End of last month, I highlighted A Massive Payday Awaits Tanjong Shareholders.
I highlighted the following bit.
If the touted price tags for the power and gaming assets are true, Ananda would in less than two years managed to sell two of Tanjong’s prized assets for about RM12.85 billion — over RM4 billion or some 46% more money than the RM8.8 billion Tanjong valued using the RM21.80 per share minorities were bought-out for in July 2010.
Secondly, Ananda’s investment cost is a lot less than the RM8.8 billion Tanjong was valued using the takeover price, as parties that offered to privatise Tanjong already had 49.96% of the group in hand .......
On the Sun: Ananda’s big pay day
- Ananda’s big pay day
Posted on 7 March 2012 - 09:20pm
Last updated on 8 March 2012 - 12:31am
KUALA LUMPUR (March 8, 2012): In 2010, the country's second-richest man Ananda Krishnan took Tanjong plc private, valuing the company at RM8.8 billion. Barely two years down the road, he has made a massive gain by breaking up the company and selling it in chunks.
In a statement yesterday, 1Malaysia Development Bhd said it had agreed to pay RM8.5 billion for Tanjong Energy Holdings Sdn Bhd.
Ananda had already sold the group's gaming business under Pan Malaysian Pools Sdn Bhd for RM2.1 billion in August last year.
These transactions valued Tanjong plc's former assets at RM10.6 billion, and netted Ananda at least RM1.8 billion.
The reclusive tycoon built up his fortune through interests in hugely lucrative ventures ranging from power generation and gaming to exclusive satellite-TV operations, mobile communication, and a fleet of support vessels in the oil and gas industry.
His stable of listed companies on Bursa Malaysia includes Maxis Bhd and Bumi Armada Bhd.
Maxis was taken private, hived off its overseas operations and put back into the market as a Malaysia-only operation. Bumi Armada, too, was delisted and brought back to the market a different animal.
The latest sale will probably mark Ananda's exit from the power business.
Tanjong Energy has operations in six countries — Malaysia, Egypt, Bangladesh, Pakistan, Sri Lanka and the United Arab Emirates. It also has a water desalination capacity of 16 million imperial gallons per day.
Information on its website revealed it owns and operates eight power plants and has investment in five others. Total net power generating capacity stood at 3,951MW, with three of these plants in Malacca having a capacity to produce 1,490MW.
Ananda is one of the so-called first-generation independent power producers (IPPs), and had benefited tremendously from what was widely seen as a lopsided power purchase agreement that favours the generators.

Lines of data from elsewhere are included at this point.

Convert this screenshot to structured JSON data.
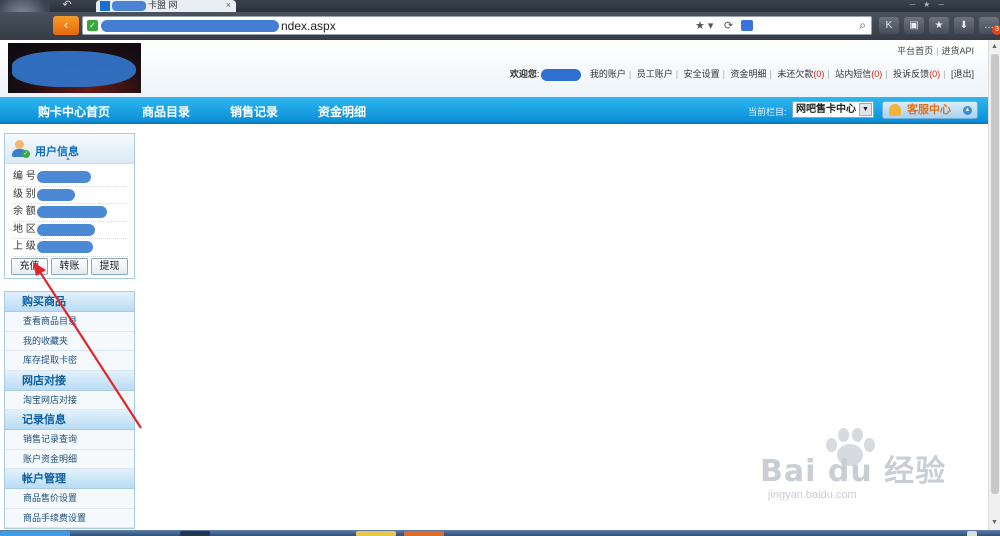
{
  "browser": {
    "tab_title": "卡盟 网",
    "tab_close": "×",
    "new_tab": "+",
    "address_url": "ndex.aspx",
    "secure_icon": "shield-check-icon",
    "star": "★",
    "refresh": "⟳",
    "search_icon": "magnifier-icon",
    "toolbar_icons": [
      "K",
      "🔒",
      "★",
      "⬇",
      "…"
    ]
  },
  "header": {
    "top_links": [
      "平台首页",
      "进货API"
    ],
    "welcome": "欢迎您",
    "user_links": [
      "我的账户",
      "员工账户",
      "安全设置",
      "资金明细",
      "未还欠款",
      "站内短信",
      "投诉反馈",
      "退出"
    ],
    "debt_label": "未还欠款",
    "debt_count": "(0)",
    "msg_label": "站内短信",
    "msg_count": "(0)",
    "complaint_label": "投诉反馈",
    "complaint_count": "(0)",
    "logout": "[退出]"
  },
  "nav": {
    "items": [
      "购卡中心首页",
      "商品目录",
      "销售记录",
      "资金明细"
    ],
    "current_label": "当前栏目:",
    "current_value": "网吧售卡中心",
    "service_button": "客服中心"
  },
  "user_info": {
    "title": "用户信息",
    "fields": [
      "编 号",
      "级 别",
      "余 额",
      "地 区",
      "上 级"
    ],
    "buttons": [
      "充值",
      "转账",
      "提现"
    ]
  },
  "side_menu": {
    "sections": [
      {
        "title": "购买商品",
        "items": [
          "查看商品目录",
          "我的收藏夹",
          "库存提取卡密"
        ]
      },
      {
        "title": "网店对接",
        "items": [
          "淘宝网店对接"
        ]
      },
      {
        "title": "记录信息",
        "items": [
          "销售记录查询",
          "账户资金明细"
        ]
      },
      {
        "title": "帐户管理",
        "items": [
          "商品售价设置",
          "商品手续费设置"
        ]
      }
    ]
  },
  "watermark": {
    "brand": "Bai du 经验",
    "url": "jingyan.baidu.com"
  },
  "colors": {
    "nav_blue": "#1aa3e6",
    "annotation_red": "#e0262a",
    "link_blue": "#0f6fbf"
  }
}
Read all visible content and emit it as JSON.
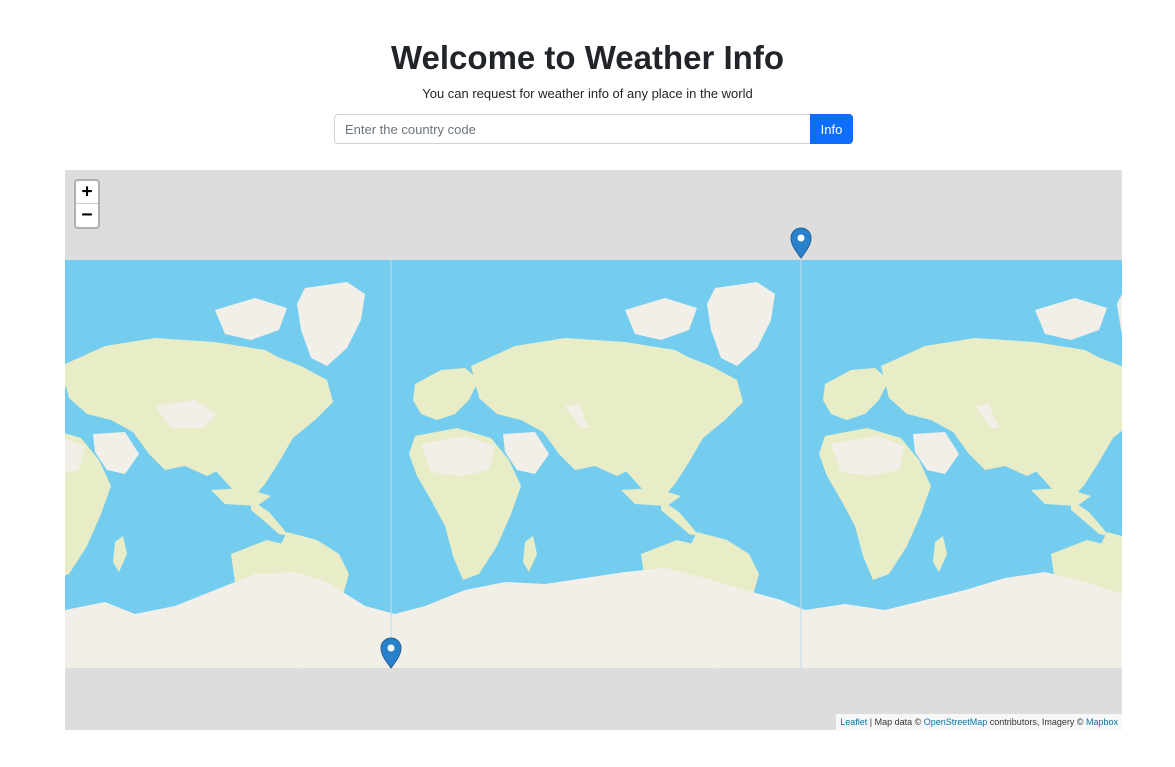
{
  "header": {
    "title": "Welcome to Weather Info",
    "subtitle": "You can request for weather info of any place in the world"
  },
  "search": {
    "placeholder": "Enter the country code",
    "value": "",
    "button_label": "Info"
  },
  "map": {
    "zoom_in_label": "+",
    "zoom_out_label": "−",
    "attribution": {
      "leaflet": "Leaflet",
      "sep1": " | Map data © ",
      "osm": "OpenStreetMap",
      "sep2": " contributors, Imagery © ",
      "mapbox": "Mapbox"
    },
    "colors": {
      "ocean": "#74cdef",
      "land": "#e8edc8",
      "ice": "#f2efe9",
      "grey": "#dddddd",
      "marker": "#2a81cb"
    }
  }
}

Petronas on Tuesday said total subsidies, or forgone revenues, to IPPs had reached a staggering RM6.7 billion in 2011. Since 1997, total subsidies to the IPPs amounted RM62.4 billion.
It is unclear why the 74-year-old tycoon is selling some of his prized assets.

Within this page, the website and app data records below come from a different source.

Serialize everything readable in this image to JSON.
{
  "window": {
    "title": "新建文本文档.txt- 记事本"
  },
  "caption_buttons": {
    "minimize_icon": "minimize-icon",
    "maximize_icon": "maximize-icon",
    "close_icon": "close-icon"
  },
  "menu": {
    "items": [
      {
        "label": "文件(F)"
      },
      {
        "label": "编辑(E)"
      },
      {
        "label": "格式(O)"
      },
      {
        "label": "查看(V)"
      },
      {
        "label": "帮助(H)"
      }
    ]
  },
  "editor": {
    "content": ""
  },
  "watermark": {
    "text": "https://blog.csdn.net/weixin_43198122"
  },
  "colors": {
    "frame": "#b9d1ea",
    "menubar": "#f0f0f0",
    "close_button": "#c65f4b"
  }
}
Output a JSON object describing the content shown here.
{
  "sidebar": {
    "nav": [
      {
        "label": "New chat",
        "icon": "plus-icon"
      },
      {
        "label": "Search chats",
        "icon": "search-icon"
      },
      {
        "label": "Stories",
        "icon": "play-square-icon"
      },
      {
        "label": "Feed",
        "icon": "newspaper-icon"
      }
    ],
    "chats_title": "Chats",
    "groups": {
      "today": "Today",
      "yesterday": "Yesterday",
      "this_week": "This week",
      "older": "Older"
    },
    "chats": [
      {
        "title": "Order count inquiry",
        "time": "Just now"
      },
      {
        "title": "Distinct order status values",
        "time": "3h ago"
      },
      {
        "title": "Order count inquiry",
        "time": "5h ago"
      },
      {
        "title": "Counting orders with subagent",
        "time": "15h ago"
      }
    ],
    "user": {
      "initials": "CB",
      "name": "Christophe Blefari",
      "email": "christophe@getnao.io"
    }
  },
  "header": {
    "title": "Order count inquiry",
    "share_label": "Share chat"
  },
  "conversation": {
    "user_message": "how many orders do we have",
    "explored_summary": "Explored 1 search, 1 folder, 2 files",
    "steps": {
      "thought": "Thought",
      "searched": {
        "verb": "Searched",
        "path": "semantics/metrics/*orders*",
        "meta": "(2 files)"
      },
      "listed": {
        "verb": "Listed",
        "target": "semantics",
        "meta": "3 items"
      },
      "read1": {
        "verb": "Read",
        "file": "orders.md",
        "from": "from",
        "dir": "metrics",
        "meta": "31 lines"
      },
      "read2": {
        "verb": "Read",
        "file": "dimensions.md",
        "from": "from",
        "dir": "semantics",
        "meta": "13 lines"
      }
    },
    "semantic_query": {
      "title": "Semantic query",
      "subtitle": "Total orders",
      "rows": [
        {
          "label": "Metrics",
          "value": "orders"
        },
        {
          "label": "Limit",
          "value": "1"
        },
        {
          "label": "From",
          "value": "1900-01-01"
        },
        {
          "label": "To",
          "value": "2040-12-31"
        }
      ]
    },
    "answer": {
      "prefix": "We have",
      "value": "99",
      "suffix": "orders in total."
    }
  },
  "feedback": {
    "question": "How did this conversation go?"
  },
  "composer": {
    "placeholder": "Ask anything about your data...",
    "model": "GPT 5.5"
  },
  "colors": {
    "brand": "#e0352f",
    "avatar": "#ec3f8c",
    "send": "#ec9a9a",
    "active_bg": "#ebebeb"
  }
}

"Energy is one of the core focus areas for 1MDB, and Tanjong Energy is a prized acquisition,'' 1MDB CEO Shahrol Halmi said in a statement yesterday.
"We are attracted to the strong operating track record of Tanjong Energy, its well-diversified portfolio of quality assets, its strong in-house capabilities and the potential for new growth both here and abroad," he added.
Goldman Sachs (Malaysia) Sdn Bhd is the financial adviser to 1MDB for this transaction. The acquisition, 1MDB said, was subject to financing and regulatory approvals.
The announcement came following a definitive agreement signed between the two parties last Friday.
Shahrol said 1MDB aimed to further enhance the capacity of Tanjong Energy as a leading emerging market independent power producer.
"Given its unique private-public sector dynamics, 1MDB and Tanjong Energy are in a strong position to create new synergies, establish global strategic partnerships and promote innovations in green and sustainable technologies," he said.
Congratulations all minority shareholders who generously sold out all their shares during Tanjong privatisation. Without the shareholders selling out, this big payday might not happen! Bravo!
I wonder how these minority shareholders are feeling today. They sold their shares out because a said 'nice premium' was offered. So they sold out. But do they even know the true value of what they had sold? Would I be wrong to say that this is a perfect case of penny wise, pound foolish?
No wonder some say, the stock market is the best place to make money!
ps: I do like today's sun article a lot for stating what had happened in Maxis and Bumi Armada. Let me add in my version. Maxis was delisted at a cheap price and when it was relisted, it was relisted, Maxis only has its Malaysian operations. Gone was the massive investment made by Maxis in India. Bumi Armada? Bumi Armada was delisted in an obscene cheap valuation.